=== Component data from apps and pages ===
·····
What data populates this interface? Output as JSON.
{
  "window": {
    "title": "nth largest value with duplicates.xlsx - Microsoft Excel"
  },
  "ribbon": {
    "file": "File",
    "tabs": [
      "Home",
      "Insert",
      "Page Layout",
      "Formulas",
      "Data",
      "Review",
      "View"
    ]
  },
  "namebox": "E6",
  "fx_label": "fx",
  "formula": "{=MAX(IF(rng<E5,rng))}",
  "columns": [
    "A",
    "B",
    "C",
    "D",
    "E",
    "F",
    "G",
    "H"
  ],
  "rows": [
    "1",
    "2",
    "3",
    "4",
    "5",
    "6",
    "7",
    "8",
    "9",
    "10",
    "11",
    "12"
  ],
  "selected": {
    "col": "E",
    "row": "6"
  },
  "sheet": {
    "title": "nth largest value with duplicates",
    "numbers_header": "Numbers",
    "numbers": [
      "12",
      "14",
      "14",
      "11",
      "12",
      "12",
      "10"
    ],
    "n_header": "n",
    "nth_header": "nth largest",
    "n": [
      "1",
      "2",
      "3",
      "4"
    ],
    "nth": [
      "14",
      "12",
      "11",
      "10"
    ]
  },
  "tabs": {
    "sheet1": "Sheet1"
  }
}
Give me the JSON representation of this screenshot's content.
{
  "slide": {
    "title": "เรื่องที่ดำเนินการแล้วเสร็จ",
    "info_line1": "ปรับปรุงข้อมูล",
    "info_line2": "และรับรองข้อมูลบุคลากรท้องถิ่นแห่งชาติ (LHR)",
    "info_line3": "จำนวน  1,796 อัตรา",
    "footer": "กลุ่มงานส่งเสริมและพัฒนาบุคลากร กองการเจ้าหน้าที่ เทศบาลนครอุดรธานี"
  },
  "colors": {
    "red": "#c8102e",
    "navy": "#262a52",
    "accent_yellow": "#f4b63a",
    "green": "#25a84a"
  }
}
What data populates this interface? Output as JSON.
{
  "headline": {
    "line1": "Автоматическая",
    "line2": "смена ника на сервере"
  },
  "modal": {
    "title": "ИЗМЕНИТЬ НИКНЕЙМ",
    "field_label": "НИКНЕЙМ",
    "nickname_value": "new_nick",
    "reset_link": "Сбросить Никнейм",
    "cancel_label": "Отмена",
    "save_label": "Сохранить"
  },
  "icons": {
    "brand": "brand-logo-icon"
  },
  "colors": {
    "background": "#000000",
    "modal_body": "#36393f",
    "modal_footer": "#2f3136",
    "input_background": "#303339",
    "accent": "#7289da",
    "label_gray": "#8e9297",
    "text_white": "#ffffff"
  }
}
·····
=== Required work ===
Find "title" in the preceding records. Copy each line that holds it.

=== Final answer ===
    "title": "nth largest value with duplicates.xlsx - Microsoft Excel"
    "title": "nth largest value with duplicates",
    "title": "เรื่องที่ดำเนินการแล้วเสร็จ",
    "title": "ИЗМЕНИТЬ НИКНЕЙМ",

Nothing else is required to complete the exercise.